## Data for the task
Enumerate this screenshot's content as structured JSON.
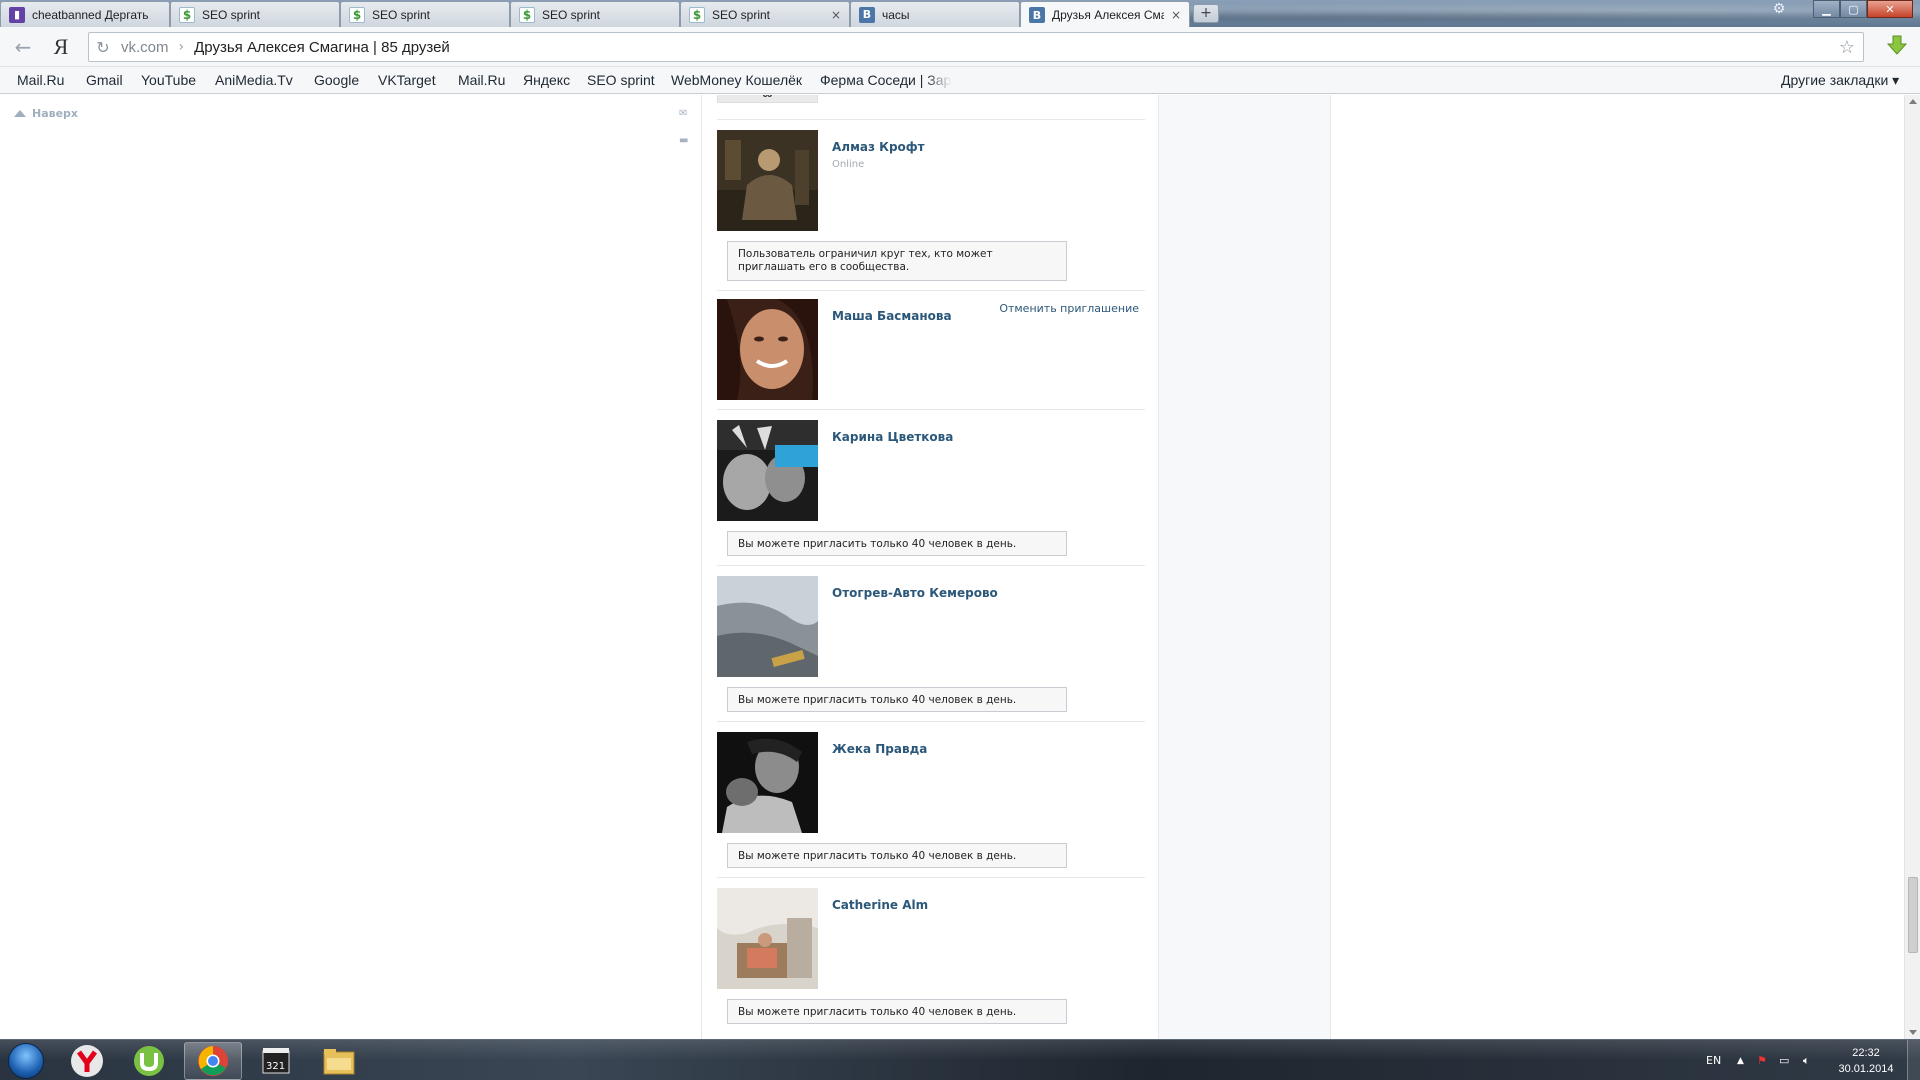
{
  "browser": {
    "tabs": [
      {
        "title": "cheatbanned Дергать",
        "favicon": "twitch-icon",
        "active": false
      },
      {
        "title": "SEO sprint",
        "favicon": "seosprint-icon",
        "active": false
      },
      {
        "title": "SEO sprint",
        "favicon": "seosprint-icon",
        "active": false
      },
      {
        "title": "SEO sprint",
        "favicon": "seosprint-icon",
        "active": false
      },
      {
        "title": "SEO sprint",
        "favicon": "seosprint-icon",
        "active": false
      },
      {
        "title": "часы",
        "favicon": "vk-icon",
        "active": false
      },
      {
        "title": "Друзья Алексея Смаг",
        "favicon": "vk-icon",
        "active": true
      }
    ],
    "tab_close_glyph": "×",
    "new_tab_glyph": "+",
    "yandex_logo": "Я",
    "address": {
      "host": "vk.com",
      "separator": "›",
      "page_title": "Друзья Алексея Смагина | 85 друзей"
    },
    "bookmarks": [
      "Mail.Ru",
      "Gmail",
      "YouTube",
      "AniMedia.Tv",
      "Google",
      "VKTarget",
      "Mail.Ru",
      "Яндекс",
      "SEO sprint",
      "WebMoney Кошелёк",
      "Ферма Соседи | Зар"
    ],
    "other_bookmarks": "Другие закладки ▾"
  },
  "page": {
    "scroll_top_label": "Наверх",
    "friends": [
      {
        "name": "Алмаз Крофт",
        "status": "Online",
        "action": "",
        "notice": "Пользователь ограничил круг тех, кто может приглашать его в сообщества."
      },
      {
        "name": "Маша Басманова",
        "status": "",
        "action": "Отменить приглашение",
        "notice": ""
      },
      {
        "name": "Карина Цветкова",
        "status": "",
        "action": "",
        "notice": "Вы можете пригласить только 40 человек в день."
      },
      {
        "name": "Отогрев-Авто Кемерово",
        "status": "",
        "action": "",
        "notice": "Вы можете пригласить только 40 человек в день."
      },
      {
        "name": "Жека Правда",
        "status": "",
        "action": "",
        "notice": "Вы можете пригласить только 40 человек в день."
      },
      {
        "name": "Catherine Alm",
        "status": "",
        "action": "",
        "notice": "Вы можете пригласить только 40 человек в день."
      }
    ]
  },
  "taskbar": {
    "apps": [
      "yandex-browser-icon",
      "utorrent-icon",
      "chrome-icon",
      "media-player-classic-icon",
      "file-explorer-icon"
    ],
    "language": "EN",
    "time": "22:32",
    "date": "30.01.2014"
  },
  "colors": {
    "vk_link": "#2b587a",
    "vk_accent": "#4a76a8",
    "muted": "#a3aab2"
  }
}
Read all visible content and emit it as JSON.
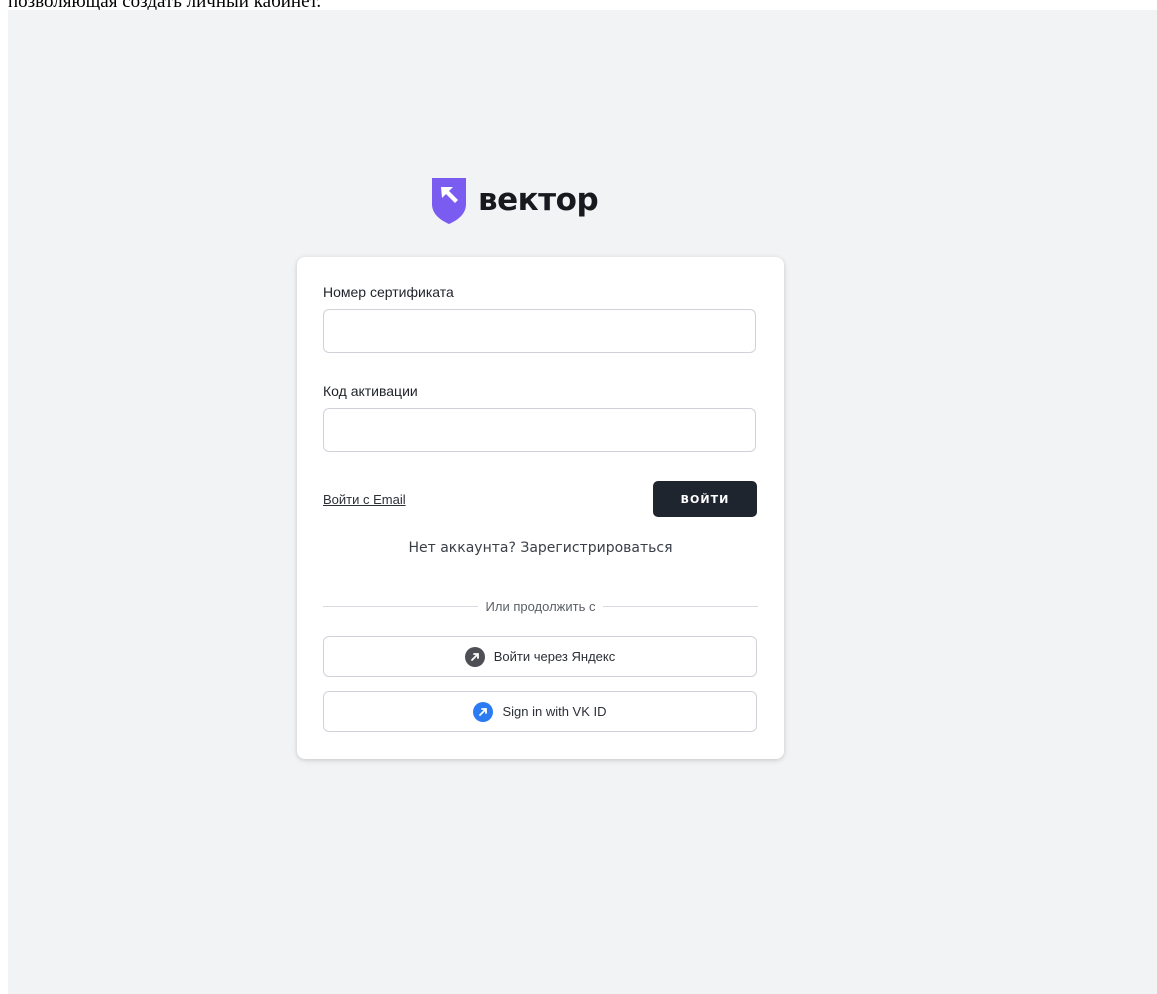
{
  "caption": "позволяющая создать личный кабинет.",
  "logo": {
    "text": "вектор",
    "mark_color": "#7b5cf0"
  },
  "form": {
    "certificate_label": "Номер сертификата",
    "certificate_value": "",
    "activation_label": "Код активации",
    "activation_value": "",
    "email_link": "Войти с Email",
    "login_button": "ВОЙТИ",
    "register_text": "Нет аккаунта? Зарегистрироваться",
    "divider_text": "Или продолжить с"
  },
  "oauth": {
    "yandex": {
      "label": "Войти через Яндекс",
      "icon": "yandex-icon",
      "icon_color": "#4d4f55"
    },
    "vk": {
      "label": "Sign in with VK ID",
      "icon": "vk-id-icon",
      "icon_color": "#2c7bf2"
    }
  },
  "colors": {
    "page_background": "#f2f3f5",
    "card_background": "#ffffff",
    "button_background": "#1e252f"
  }
}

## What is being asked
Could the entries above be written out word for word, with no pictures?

## Output for this task
Enumerate this screenshot's content as structured JSON.
{
  "browser": {
    "tabs": [
      {
        "title": "cheatbanned Дергать",
        "favicon": "twitch-icon",
        "active": false
      },
      {
        "title": "SEO sprint",
        "favicon": "seosprint-icon",
        "active": false
      },
      {
        "title": "SEO sprint",
        "favicon": "seosprint-icon",
        "active": false
      },
      {
        "title": "SEO sprint",
        "favicon": "seosprint-icon",
        "active": false
      },
      {
        "title": "SEO sprint",
        "favicon": "seosprint-icon",
        "active": false
      },
      {
        "title": "часы",
        "favicon": "vk-icon",
        "active": false
      },
      {
        "title": "Друзья Алексея Смаг",
        "favicon": "vk-icon",
        "active": true
      }
    ],
    "tab_close_glyph": "×",
    "new_tab_glyph": "+",
    "yandex_logo": "Я",
    "address": {
      "host": "vk.com",
      "separator": "›",
      "page_title": "Друзья Алексея Смагина | 85 друзей"
    },
    "bookmarks": [
      "Mail.Ru",
      "Gmail",
      "YouTube",
      "AniMedia.Tv",
      "Google",
      "VKTarget",
      "Mail.Ru",
      "Яндекс",
      "SEO sprint",
      "WebMoney Кошелёк",
      "Ферма Соседи | Зар"
    ],
    "other_bookmarks": "Другие закладки ▾"
  },
  "page": {
    "scroll_top_label": "Наверх",
    "friends": [
      {
        "name": "Алмаз Крофт",
        "status": "Online",
        "action": "",
        "notice": "Пользователь ограничил круг тех, кто может приглашать его в сообщества."
      },
      {
        "name": "Маша Басманова",
        "status": "",
        "action": "Отменить приглашение",
        "notice": ""
      },
      {
        "name": "Карина Цветкова",
        "status": "",
        "action": "",
        "notice": "Вы можете пригласить только 40 человек в день."
      },
      {
        "name": "Отогрев-Авто Кемерово",
        "status": "",
        "action": "",
        "notice": "Вы можете пригласить только 40 человек в день."
      },
      {
        "name": "Жека Правда",
        "status": "",
        "action": "",
        "notice": "Вы можете пригласить только 40 человек в день."
      },
      {
        "name": "Catherine Alm",
        "status": "",
        "action": "",
        "notice": "Вы можете пригласить только 40 человек в день."
      }
    ]
  },
  "taskbar": {
    "apps": [
      "yandex-browser-icon",
      "utorrent-icon",
      "chrome-icon",
      "media-player-classic-icon",
      "file-explorer-icon"
    ],
    "language": "EN",
    "time": "22:32",
    "date": "30.01.2014"
  },
  "colors": {
    "vk_link": "#2b587a",
    "vk_accent": "#4a76a8",
    "muted": "#a3aab2"
  }
}
Read all visible content and emit it as JSON.
{
  "caption": "позволяющая создать личный кабинет.",
  "logo": {
    "text": "вектор",
    "mark_color": "#7b5cf0"
  },
  "form": {
    "certificate_label": "Номер сертификата",
    "certificate_value": "",
    "activation_label": "Код активации",
    "activation_value": "",
    "email_link": "Войти с Email",
    "login_button": "ВОЙТИ",
    "register_text": "Нет аккаунта? Зарегистрироваться",
    "divider_text": "Или продолжить с"
  },
  "oauth": {
    "yandex": {
      "label": "Войти через Яндекс",
      "icon": "yandex-icon",
      "icon_color": "#4d4f55"
    },
    "vk": {
      "label": "Sign in with VK ID",
      "icon": "vk-id-icon",
      "icon_color": "#2c7bf2"
    }
  },
  "colors": {
    "page_background": "#f2f3f5",
    "card_background": "#ffffff",
    "button_background": "#1e252f"
  }
}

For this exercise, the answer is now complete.